__WHAT TO DO__.
For every line that contains the string "hinzufügen", pull that line out of the material below.

◆ ◆ ◆

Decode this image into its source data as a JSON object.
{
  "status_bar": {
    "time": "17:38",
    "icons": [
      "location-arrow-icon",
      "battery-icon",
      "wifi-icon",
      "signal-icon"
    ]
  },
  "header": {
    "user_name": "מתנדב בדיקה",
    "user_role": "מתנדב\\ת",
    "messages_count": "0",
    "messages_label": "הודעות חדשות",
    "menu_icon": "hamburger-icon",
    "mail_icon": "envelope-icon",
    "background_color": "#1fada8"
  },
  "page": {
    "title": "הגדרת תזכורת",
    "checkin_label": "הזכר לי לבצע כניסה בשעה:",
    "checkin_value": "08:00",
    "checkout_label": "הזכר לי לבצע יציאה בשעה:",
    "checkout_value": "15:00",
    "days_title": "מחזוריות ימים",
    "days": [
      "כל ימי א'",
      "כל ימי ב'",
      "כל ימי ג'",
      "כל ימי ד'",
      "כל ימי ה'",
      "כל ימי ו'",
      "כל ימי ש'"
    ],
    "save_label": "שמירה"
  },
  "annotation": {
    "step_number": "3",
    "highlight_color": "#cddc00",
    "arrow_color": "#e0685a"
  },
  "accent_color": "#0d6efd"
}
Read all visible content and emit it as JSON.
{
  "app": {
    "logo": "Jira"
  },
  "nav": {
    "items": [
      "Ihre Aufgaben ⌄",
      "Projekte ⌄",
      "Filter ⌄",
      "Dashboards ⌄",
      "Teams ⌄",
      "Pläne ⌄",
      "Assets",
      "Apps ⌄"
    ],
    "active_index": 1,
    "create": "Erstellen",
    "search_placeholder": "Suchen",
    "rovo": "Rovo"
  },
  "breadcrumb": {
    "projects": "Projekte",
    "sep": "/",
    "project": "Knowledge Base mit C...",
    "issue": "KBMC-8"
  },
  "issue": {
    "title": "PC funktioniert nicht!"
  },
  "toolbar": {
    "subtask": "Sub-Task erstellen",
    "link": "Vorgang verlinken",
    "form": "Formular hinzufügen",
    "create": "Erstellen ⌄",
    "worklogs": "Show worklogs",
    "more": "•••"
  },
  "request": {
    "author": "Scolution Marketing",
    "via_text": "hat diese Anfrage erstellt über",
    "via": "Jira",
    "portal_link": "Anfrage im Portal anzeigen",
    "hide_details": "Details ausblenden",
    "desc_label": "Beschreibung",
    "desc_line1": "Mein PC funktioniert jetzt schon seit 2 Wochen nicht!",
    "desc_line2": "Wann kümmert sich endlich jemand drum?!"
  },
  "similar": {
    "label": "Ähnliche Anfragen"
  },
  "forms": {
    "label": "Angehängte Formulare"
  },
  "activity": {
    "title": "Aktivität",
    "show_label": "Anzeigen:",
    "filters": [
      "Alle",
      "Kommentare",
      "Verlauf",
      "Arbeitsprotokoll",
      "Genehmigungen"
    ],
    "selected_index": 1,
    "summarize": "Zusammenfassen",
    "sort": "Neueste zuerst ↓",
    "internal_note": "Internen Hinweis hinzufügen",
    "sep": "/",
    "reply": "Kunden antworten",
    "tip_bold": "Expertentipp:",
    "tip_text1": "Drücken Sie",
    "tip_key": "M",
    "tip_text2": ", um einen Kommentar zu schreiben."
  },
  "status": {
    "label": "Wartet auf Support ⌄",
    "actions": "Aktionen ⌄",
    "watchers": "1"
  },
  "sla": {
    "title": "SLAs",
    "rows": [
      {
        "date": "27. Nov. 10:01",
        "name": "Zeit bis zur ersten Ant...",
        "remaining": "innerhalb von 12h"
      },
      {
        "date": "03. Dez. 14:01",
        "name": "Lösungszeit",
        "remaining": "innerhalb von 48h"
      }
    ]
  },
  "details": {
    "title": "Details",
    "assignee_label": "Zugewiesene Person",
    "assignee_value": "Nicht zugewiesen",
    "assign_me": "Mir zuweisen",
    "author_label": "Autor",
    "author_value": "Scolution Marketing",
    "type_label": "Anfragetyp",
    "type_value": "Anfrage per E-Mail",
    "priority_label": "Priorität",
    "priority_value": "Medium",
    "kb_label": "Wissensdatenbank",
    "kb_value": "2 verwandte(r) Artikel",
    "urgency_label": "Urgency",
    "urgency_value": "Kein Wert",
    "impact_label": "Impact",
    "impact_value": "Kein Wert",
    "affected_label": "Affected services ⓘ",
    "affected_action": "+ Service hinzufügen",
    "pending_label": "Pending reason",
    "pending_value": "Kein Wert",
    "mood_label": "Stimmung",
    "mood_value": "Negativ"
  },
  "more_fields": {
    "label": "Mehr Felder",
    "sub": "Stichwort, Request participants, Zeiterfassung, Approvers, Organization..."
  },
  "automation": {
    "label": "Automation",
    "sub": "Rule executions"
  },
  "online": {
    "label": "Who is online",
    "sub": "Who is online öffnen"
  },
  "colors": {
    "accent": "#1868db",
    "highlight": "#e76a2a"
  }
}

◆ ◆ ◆

__YOUR SOLUTION__.
    "form": "Formular hinzufügen",
    "internal_note": "Internen Hinweis hinzufügen",
    "affected_action": "+ Service hinzufügen",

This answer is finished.